- **INFORMATION PROVIDED**:

○ ○ ○

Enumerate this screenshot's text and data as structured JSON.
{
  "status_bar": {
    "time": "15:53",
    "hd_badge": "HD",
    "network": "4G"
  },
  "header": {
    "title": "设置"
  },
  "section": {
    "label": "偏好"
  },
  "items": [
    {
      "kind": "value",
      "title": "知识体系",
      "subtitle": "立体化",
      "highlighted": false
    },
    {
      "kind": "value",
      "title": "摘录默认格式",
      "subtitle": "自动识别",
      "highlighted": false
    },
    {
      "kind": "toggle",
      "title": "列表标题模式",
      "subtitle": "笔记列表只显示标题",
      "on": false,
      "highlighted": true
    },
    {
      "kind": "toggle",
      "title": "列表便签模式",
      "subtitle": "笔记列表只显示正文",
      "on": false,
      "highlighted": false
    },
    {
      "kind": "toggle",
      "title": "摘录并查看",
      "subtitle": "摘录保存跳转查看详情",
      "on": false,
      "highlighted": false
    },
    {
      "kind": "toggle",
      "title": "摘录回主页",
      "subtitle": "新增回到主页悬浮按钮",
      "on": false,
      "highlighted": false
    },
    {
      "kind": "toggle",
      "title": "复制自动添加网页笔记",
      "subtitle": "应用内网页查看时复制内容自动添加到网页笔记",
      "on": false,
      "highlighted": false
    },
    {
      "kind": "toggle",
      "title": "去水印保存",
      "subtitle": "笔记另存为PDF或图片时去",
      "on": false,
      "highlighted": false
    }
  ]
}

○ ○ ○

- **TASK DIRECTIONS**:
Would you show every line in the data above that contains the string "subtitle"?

- **ANSWER TO THE EXERCISE**:
      "subtitle": "立体化",
      "subtitle": "自动识别",
      "subtitle": "笔记列表只显示标题",
      "subtitle": "笔记列表只显示正文",
      "subtitle": "摘录保存跳转查看详情",
      "subtitle": "新增回到主页悬浮按钮",
      "subtitle": "应用内网页查看时复制内容自动添加到网页笔记",
      "subtitle": "笔记另存为PDF或图片时去",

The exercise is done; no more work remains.